The good news is that the pathology report indicated the tumor was benign. The bad news, Kathy learned, is that “benign” can be a relative term. This particular tumor might not exhibit the qualities that identify it as cancerous, but it can recur. And while resection of other tumors might have little effect on surrounding tissue, removing an ependymoma from the spinal cord is often associated with persistent neurological changes.
It is one of the many “Aha!” moments Kathy wants to share via WalkTalkConnect, the non-profit she and her husband have set up as her recovery unfolds. “I’d never even heard of a spinal cord tumor,” Kathy says. “And I certainly didn’t understand the neurological losses that can follow.”
Kathy had to learn to walk again; others have to re-learn to speak. “It can be a very isolating experience,” she says. WalkTalkConnect for Brain and Spinal Cord Tumors is Tom and Kathy’s response. Its primary purpose is awareness but also serves as a platform for fundraising and communication.
In Kathy’s case, by the time she left Courage Kenny she was walking with a walker and sometimes with only a forearm crutch. Her left side lagged in motor recovery and still does, although she now walks without assistive devices. Her recuperation continues but she doesn’t have the speed and agility she’s used to. She’s had to give up running, which she loved and which was an essential part of her identity, physical and psychological health, as many runners appreciate. And if normal sensation is something we all take for granted, Kathy no longer has that privilege. Much of her sensitivity to touch has not returned below her mid-thoracic region: “If I’m sitting next to Tom and he puts a hand on my knee, I can’t feel it,” she says. She frequently feels “pins and needles” and just about always has the sensation of wearing “clothing around [her] middle and on her legs that’s about five times too tight.” All of it varies day to day. “Some days are better than others,” she says.
Kathy had eight months of outpatient physical therapy and she resumed driving by April 2015. Through it all, her husband Tom, neighbors and friends pitched in with transportation and dog walking, even temporarily conducting aspects of her business, NelliDesigns.
Early on, it wasn’t easy, especially for Tom. “Taking over pretty much everything” was hard, he says, especially as he continued his job in industrial sales. Kathy’s advice to friends and family wishing to help a person in her shoes (now flats, she good-naturedly laments, due to residual balance and strength issues): “The best thing friends can do is to allow you to be honest…to let you cry and grieve your losses, let you scream and have tantrums when your anger gets too great.” They need to understand, says Kathy, that “you are grieving the loss of a life you were living and a future you saw for yourself. And that you now face uncertainty in how far you will recover neurologically, and what that will mean and look like.”

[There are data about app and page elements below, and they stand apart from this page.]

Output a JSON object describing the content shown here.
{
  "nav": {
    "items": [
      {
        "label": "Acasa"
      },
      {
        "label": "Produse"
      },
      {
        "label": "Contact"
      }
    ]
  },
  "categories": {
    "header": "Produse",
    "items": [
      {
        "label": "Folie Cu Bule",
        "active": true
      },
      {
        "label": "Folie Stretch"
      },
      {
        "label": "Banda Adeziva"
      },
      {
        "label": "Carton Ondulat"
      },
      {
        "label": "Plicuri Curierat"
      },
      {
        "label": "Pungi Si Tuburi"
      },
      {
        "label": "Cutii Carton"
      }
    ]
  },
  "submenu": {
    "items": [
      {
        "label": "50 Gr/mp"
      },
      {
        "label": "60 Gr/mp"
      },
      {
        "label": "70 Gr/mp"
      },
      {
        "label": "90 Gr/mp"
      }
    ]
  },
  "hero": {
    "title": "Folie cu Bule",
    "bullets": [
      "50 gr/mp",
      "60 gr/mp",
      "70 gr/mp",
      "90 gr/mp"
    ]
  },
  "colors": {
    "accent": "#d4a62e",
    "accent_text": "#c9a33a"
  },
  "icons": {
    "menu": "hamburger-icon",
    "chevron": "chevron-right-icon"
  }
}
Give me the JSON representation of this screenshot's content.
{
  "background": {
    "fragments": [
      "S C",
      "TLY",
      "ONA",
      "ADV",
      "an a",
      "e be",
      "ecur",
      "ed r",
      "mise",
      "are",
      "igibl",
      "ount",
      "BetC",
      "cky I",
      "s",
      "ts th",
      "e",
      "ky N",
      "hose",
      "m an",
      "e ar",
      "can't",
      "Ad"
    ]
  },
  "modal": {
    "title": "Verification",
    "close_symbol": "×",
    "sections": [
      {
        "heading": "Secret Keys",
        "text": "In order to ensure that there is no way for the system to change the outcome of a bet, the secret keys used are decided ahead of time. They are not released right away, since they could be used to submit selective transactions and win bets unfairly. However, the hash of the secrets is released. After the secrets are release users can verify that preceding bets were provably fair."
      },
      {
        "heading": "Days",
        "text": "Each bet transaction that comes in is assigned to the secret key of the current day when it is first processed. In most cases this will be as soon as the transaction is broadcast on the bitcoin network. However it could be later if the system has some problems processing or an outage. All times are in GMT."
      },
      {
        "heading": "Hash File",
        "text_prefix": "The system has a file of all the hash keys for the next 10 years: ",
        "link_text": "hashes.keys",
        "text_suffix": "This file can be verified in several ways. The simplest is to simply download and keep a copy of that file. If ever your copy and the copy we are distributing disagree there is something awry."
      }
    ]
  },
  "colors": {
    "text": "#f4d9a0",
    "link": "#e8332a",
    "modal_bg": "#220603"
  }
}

“Kathy and I have always believed in paying it forward,” says Tom, and WalkTalkConnect is their current vehicle for doing so. Last May, the Kuhls raised $3,500 for the Courage Kenny Rehabilitation Institute through a 5K fun walk. Courage Kenny is planning to tell Kathy’s story to raise awareness about WalkTalkConnect in their marketing materials. The Kuhls are currently considering for whom they would like to raise money, and awareness of spinal cord and brain tumors, next. “It has to do with a choice we all have in the face of change,” says Kathy. Losing a sense of self can lead, unfortunately, to a loss of connection with others, she says. “I hope through WalkTalkConnect we can shed light on this.”
(Photos from the WalkTalkConnect 5k last May. The event raised $3,500.)